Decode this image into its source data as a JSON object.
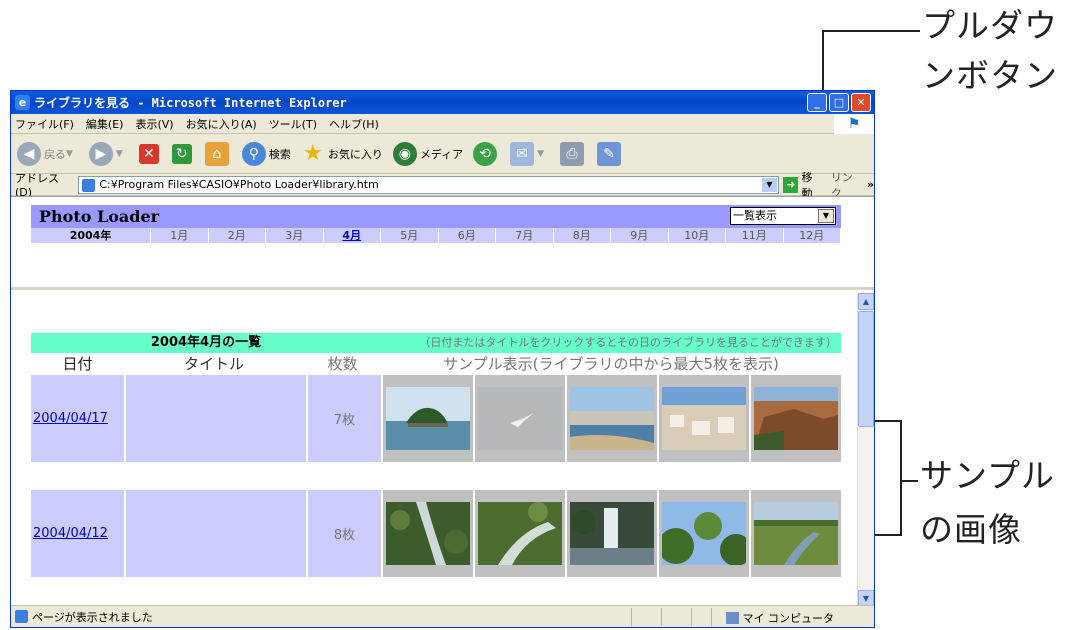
{
  "annotations": {
    "pulldown_line1": "プルダウ",
    "pulldown_line2": "ンボタン",
    "sample_line1": "サンプル",
    "sample_line2": "の画像"
  },
  "window": {
    "title": "ライブラリを見る - Microsoft Internet Explorer"
  },
  "menu": [
    "ファイル(F)",
    "編集(E)",
    "表示(V)",
    "お気に入り(A)",
    "ツール(T)",
    "ヘルプ(H)"
  ],
  "toolbar": {
    "back": "戻る",
    "search": "検索",
    "favorites": "お気に入り",
    "media": "メディア"
  },
  "addressbar": {
    "label": "アドレス(D)",
    "url": "C:¥Program Files¥CASIO¥Photo Loader¥library.htm",
    "go": "移動",
    "links": "リンク"
  },
  "app": {
    "title": "Photo Loader",
    "view_select": "一覧表示",
    "year": "2004年",
    "months": [
      "1月",
      "2月",
      "3月",
      "4月",
      "5月",
      "6月",
      "7月",
      "8月",
      "9月",
      "10月",
      "11月",
      "12月"
    ],
    "active_month": "4月"
  },
  "list": {
    "heading": "2004年4月の一覧",
    "note": "（日付またはタイトルをクリックするとその日のライブラリを見ることができます）",
    "columns": {
      "date": "日付",
      "title": "タイトル",
      "count": "枚数",
      "sample": "サンプル表示(ライブラリの中から最大5枚を表示)"
    },
    "rows": [
      {
        "date": "2004/04/17",
        "title": "",
        "count": "7枚"
      },
      {
        "date": "2004/04/12",
        "title": "",
        "count": "8枚"
      }
    ]
  },
  "status": {
    "text": "ページが表示されました",
    "zone": "マイ コンピュータ"
  },
  "colors": {
    "header_bar": "#9999ff",
    "month_bar": "#ccccff",
    "list_heading": "#66ffcc",
    "row_bg": "#ccccff"
  }
}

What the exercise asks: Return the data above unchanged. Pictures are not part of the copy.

Exercise output:
Decode this image into its source data as a JSON object.
{
  "annotations": {
    "pulldown_line1": "プルダウ",
    "pulldown_line2": "ンボタン",
    "sample_line1": "サンプル",
    "sample_line2": "の画像"
  },
  "window": {
    "title": "ライブラリを見る - Microsoft Internet Explorer"
  },
  "menu": [
    "ファイル(F)",
    "編集(E)",
    "表示(V)",
    "お気に入り(A)",
    "ツール(T)",
    "ヘルプ(H)"
  ],
  "toolbar": {
    "back": "戻る",
    "search": "検索",
    "favorites": "お気に入り",
    "media": "メディア"
  },
  "addressbar": {
    "label": "アドレス(D)",
    "url": "C:¥Program Files¥CASIO¥Photo Loader¥library.htm",
    "go": "移動",
    "links": "リンク"
  },
  "app": {
    "title": "Photo Loader",
    "view_select": "一覧表示",
    "year": "2004年",
    "months": [
      "1月",
      "2月",
      "3月",
      "4月",
      "5月",
      "6月",
      "7月",
      "8月",
      "9月",
      "10月",
      "11月",
      "12月"
    ],
    "active_month": "4月"
  },
  "list": {
    "heading": "2004年4月の一覧",
    "note": "（日付またはタイトルをクリックするとその日のライブラリを見ることができます）",
    "columns": {
      "date": "日付",
      "title": "タイトル",
      "count": "枚数",
      "sample": "サンプル表示(ライブラリの中から最大5枚を表示)"
    },
    "rows": [
      {
        "date": "2004/04/17",
        "title": "",
        "count": "7枚"
      },
      {
        "date": "2004/04/12",
        "title": "",
        "count": "8枚"
      }
    ]
  },
  "status": {
    "text": "ページが表示されました",
    "zone": "マイ コンピュータ"
  },
  "colors": {
    "header_bar": "#9999ff",
    "month_bar": "#ccccff",
    "list_heading": "#66ffcc",
    "row_bg": "#ccccff"
  }
}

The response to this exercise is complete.